#### [The task]
In the data below, how many lines include the word "this"? Give only the number.

** The data follows **

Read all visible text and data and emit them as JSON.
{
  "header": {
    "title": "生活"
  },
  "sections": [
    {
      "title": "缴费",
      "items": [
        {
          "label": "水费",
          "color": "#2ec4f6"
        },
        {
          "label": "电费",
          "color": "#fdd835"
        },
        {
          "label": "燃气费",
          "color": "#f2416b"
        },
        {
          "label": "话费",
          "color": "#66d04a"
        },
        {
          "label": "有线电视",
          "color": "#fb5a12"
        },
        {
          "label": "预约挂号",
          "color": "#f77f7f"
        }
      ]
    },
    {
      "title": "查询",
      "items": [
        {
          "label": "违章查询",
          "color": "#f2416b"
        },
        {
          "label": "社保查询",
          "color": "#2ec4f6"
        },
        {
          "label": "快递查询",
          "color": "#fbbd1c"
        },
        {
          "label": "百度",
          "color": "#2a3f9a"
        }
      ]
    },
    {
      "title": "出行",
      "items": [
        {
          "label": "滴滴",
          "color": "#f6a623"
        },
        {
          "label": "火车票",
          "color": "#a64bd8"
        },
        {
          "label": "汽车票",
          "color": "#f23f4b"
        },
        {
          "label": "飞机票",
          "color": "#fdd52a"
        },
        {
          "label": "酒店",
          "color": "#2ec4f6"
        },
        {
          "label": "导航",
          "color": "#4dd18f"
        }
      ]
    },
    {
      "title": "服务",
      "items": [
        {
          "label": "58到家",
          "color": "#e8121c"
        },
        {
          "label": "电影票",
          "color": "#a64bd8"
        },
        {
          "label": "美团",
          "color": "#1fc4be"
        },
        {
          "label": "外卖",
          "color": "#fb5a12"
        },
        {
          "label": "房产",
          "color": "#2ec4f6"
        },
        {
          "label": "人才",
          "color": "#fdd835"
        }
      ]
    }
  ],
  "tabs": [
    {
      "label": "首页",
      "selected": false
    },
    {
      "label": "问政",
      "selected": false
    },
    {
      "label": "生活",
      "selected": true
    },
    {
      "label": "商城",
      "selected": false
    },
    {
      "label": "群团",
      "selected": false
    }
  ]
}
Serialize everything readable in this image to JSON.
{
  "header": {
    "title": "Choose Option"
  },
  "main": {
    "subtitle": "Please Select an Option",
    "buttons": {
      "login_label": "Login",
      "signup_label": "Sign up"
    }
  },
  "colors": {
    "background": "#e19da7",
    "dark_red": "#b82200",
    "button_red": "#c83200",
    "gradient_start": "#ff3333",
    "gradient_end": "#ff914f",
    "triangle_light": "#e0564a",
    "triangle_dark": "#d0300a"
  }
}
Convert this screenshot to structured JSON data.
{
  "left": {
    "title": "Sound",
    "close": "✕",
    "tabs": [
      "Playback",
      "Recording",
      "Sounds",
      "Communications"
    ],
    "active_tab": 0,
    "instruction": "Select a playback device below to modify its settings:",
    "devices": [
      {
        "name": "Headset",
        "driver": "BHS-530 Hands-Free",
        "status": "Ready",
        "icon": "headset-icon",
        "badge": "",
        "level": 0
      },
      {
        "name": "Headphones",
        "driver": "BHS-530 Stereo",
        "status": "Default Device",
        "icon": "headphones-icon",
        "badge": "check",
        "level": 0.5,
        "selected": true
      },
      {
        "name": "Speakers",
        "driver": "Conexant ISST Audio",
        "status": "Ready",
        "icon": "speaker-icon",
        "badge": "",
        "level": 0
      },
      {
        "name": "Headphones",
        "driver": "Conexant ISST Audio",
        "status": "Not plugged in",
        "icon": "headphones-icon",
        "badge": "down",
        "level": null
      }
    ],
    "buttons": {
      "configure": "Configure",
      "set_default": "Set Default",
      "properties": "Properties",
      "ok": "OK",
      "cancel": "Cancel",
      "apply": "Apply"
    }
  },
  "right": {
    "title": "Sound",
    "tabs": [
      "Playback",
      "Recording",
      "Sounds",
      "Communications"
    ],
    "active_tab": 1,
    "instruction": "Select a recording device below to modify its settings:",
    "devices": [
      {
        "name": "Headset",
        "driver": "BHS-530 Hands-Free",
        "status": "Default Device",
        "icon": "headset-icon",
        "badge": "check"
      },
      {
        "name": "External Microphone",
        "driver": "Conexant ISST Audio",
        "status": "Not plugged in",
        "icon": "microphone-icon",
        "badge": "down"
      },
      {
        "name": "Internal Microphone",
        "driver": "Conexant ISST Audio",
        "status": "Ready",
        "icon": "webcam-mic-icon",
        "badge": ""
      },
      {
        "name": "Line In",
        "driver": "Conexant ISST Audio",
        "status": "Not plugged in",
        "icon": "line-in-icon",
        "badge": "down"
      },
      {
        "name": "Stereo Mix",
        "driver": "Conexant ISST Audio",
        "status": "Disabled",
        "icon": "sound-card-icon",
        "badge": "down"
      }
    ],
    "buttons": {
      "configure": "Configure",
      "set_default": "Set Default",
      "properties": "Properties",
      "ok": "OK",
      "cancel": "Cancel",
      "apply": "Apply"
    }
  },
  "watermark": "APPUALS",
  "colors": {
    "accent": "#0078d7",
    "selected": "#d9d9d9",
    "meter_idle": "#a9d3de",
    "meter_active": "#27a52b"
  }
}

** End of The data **

#### [Result of the task]
2